# Records

'''

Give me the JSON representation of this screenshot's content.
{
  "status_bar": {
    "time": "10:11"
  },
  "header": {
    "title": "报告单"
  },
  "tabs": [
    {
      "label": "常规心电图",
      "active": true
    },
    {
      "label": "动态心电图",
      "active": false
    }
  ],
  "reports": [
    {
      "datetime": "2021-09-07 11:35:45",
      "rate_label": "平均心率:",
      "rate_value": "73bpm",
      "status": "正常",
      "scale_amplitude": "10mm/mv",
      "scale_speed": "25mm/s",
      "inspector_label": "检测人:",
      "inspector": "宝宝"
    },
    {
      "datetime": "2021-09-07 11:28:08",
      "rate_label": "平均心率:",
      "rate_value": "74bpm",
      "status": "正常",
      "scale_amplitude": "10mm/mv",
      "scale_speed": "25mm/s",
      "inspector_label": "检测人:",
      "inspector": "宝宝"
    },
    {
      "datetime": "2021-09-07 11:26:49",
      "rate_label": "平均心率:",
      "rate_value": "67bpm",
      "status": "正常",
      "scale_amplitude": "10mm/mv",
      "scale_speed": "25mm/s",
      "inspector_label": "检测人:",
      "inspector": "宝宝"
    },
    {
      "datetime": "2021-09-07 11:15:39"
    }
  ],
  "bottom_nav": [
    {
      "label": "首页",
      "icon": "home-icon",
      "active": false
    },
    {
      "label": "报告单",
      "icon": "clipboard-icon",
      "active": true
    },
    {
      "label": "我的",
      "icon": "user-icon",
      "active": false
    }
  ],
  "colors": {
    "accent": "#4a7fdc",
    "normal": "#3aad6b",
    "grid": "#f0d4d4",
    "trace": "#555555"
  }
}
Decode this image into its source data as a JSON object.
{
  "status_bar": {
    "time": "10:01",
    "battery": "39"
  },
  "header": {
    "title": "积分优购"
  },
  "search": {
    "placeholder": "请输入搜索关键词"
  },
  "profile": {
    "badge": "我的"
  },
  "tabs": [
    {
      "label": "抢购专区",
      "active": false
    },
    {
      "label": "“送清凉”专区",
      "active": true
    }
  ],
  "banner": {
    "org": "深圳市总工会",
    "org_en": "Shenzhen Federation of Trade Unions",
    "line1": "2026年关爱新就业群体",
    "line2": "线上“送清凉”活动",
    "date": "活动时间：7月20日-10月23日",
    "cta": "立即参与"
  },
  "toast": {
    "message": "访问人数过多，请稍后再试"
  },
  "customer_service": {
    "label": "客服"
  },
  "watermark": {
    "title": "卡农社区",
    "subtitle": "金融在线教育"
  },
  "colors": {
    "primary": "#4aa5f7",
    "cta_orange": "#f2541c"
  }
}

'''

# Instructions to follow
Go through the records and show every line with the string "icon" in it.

# Answer to the problem
      "icon": "home-icon",
      "icon": "clipboard-icon",
      "icon": "user-icon",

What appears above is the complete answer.